Work item: What you return should match the data below exactly, with no pictures in it.

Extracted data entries

━━━━

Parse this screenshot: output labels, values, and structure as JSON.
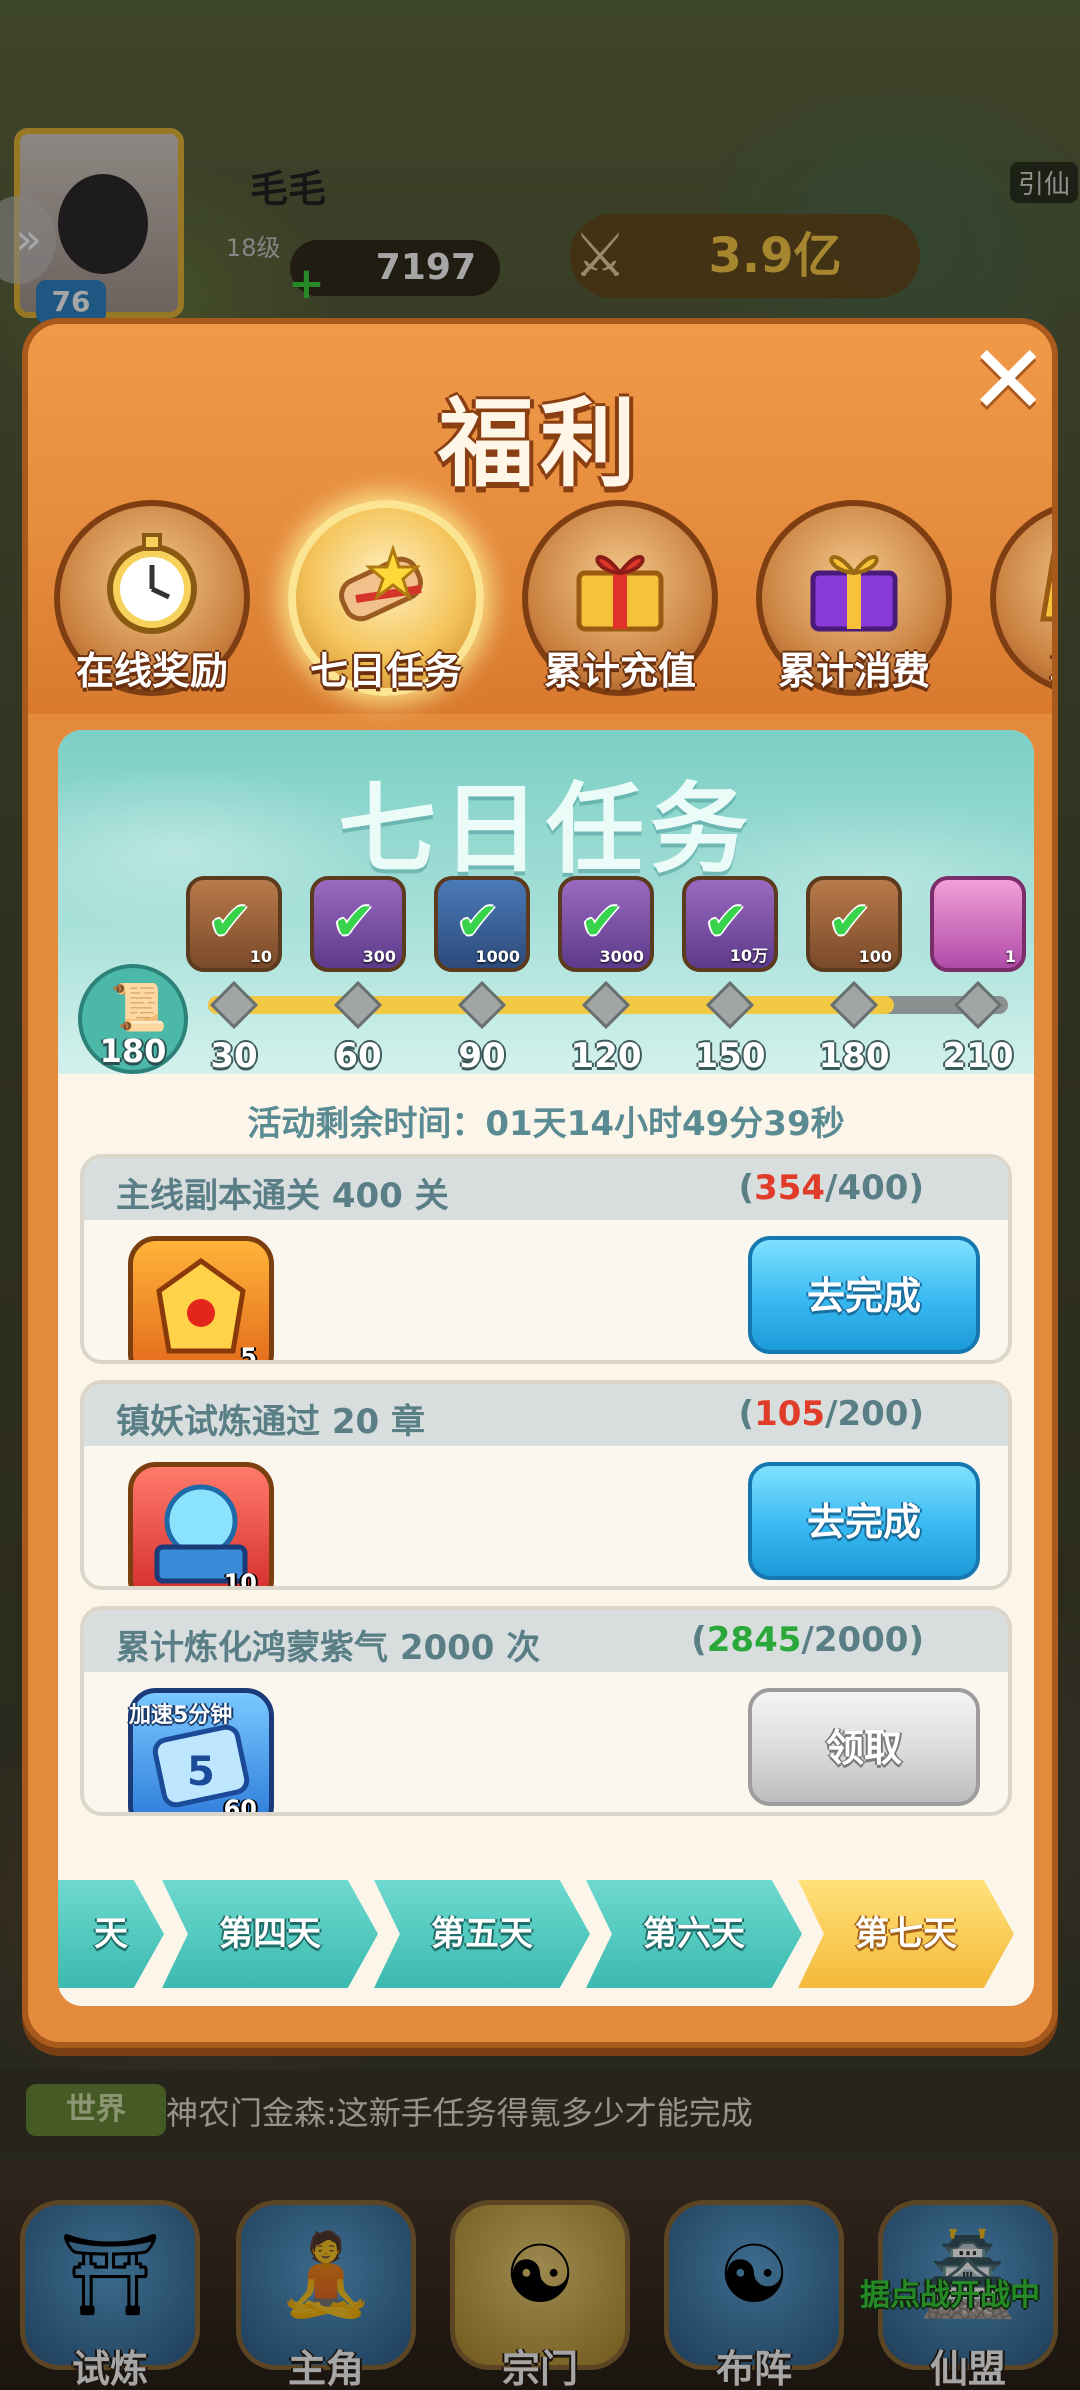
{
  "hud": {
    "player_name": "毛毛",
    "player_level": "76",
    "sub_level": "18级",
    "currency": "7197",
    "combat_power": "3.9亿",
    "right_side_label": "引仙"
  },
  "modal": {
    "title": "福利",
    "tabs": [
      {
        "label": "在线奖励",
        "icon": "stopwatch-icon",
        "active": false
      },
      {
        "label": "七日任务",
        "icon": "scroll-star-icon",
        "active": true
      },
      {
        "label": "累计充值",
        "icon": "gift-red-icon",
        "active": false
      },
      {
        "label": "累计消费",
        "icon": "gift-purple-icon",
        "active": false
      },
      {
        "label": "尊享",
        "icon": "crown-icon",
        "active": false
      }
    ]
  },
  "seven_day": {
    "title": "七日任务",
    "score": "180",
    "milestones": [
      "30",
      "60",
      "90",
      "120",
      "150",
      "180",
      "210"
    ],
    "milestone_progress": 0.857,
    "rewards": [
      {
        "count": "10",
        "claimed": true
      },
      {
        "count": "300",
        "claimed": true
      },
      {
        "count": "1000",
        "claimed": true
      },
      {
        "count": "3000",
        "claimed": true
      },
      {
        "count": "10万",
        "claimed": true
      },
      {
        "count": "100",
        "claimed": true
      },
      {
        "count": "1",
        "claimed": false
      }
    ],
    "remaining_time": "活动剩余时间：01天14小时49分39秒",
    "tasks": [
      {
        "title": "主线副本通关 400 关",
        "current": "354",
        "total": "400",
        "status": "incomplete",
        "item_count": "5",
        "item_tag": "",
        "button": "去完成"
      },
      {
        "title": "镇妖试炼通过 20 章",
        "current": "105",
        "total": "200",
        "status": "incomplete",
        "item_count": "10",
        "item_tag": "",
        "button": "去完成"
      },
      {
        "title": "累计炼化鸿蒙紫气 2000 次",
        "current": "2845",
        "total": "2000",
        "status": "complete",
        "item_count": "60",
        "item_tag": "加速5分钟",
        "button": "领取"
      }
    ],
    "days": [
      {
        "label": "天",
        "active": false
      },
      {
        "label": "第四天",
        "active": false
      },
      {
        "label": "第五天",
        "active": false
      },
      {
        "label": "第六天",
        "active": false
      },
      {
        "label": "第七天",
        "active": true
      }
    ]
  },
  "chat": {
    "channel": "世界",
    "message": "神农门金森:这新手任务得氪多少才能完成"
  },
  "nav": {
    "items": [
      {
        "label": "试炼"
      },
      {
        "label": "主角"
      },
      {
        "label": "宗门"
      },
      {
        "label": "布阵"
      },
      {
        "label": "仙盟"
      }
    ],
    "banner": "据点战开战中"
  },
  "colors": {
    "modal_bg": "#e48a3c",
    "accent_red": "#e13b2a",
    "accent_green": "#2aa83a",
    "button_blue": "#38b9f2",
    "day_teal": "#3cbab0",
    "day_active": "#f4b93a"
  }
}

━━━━

Result of this exercise:
Parse this screenshot: output labels, values, and structure as JSON.
{
  "hud": {
    "player_name": "毛毛",
    "player_level": "76",
    "sub_level": "18级",
    "currency": "7197",
    "combat_power": "3.9亿",
    "right_side_label": "引仙"
  },
  "modal": {
    "title": "福利",
    "tabs": [
      {
        "label": "在线奖励",
        "icon": "stopwatch-icon",
        "active": false
      },
      {
        "label": "七日任务",
        "icon": "scroll-star-icon",
        "active": true
      },
      {
        "label": "累计充值",
        "icon": "gift-red-icon",
        "active": false
      },
      {
        "label": "累计消费",
        "icon": "gift-purple-icon",
        "active": false
      },
      {
        "label": "尊享",
        "icon": "crown-icon",
        "active": false
      }
    ]
  },
  "seven_day": {
    "title": "七日任务",
    "score": "180",
    "milestones": [
      "30",
      "60",
      "90",
      "120",
      "150",
      "180",
      "210"
    ],
    "milestone_progress": 0.857,
    "rewards": [
      {
        "count": "10",
        "claimed": true
      },
      {
        "count": "300",
        "claimed": true
      },
      {
        "count": "1000",
        "claimed": true
      },
      {
        "count": "3000",
        "claimed": true
      },
      {
        "count": "10万",
        "claimed": true
      },
      {
        "count": "100",
        "claimed": true
      },
      {
        "count": "1",
        "claimed": false
      }
    ],
    "remaining_time": "活动剩余时间：01天14小时49分39秒",
    "tasks": [
      {
        "title": "主线副本通关 400 关",
        "current": "354",
        "total": "400",
        "status": "incomplete",
        "item_count": "5",
        "item_tag": "",
        "button": "去完成"
      },
      {
        "title": "镇妖试炼通过 20 章",
        "current": "105",
        "total": "200",
        "status": "incomplete",
        "item_count": "10",
        "item_tag": "",
        "button": "去完成"
      },
      {
        "title": "累计炼化鸿蒙紫气 2000 次",
        "current": "2845",
        "total": "2000",
        "status": "complete",
        "item_count": "60",
        "item_tag": "加速5分钟",
        "button": "领取"
      }
    ],
    "days": [
      {
        "label": "天",
        "active": false
      },
      {
        "label": "第四天",
        "active": false
      },
      {
        "label": "第五天",
        "active": false
      },
      {
        "label": "第六天",
        "active": false
      },
      {
        "label": "第七天",
        "active": true
      }
    ]
  },
  "chat": {
    "channel": "世界",
    "message": "神农门金森:这新手任务得氪多少才能完成"
  },
  "nav": {
    "items": [
      {
        "label": "试炼"
      },
      {
        "label": "主角"
      },
      {
        "label": "宗门"
      },
      {
        "label": "布阵"
      },
      {
        "label": "仙盟"
      }
    ],
    "banner": "据点战开战中"
  },
  "colors": {
    "modal_bg": "#e48a3c",
    "accent_red": "#e13b2a",
    "accent_green": "#2aa83a",
    "button_blue": "#38b9f2",
    "day_teal": "#3cbab0",
    "day_active": "#f4b93a"
  }
}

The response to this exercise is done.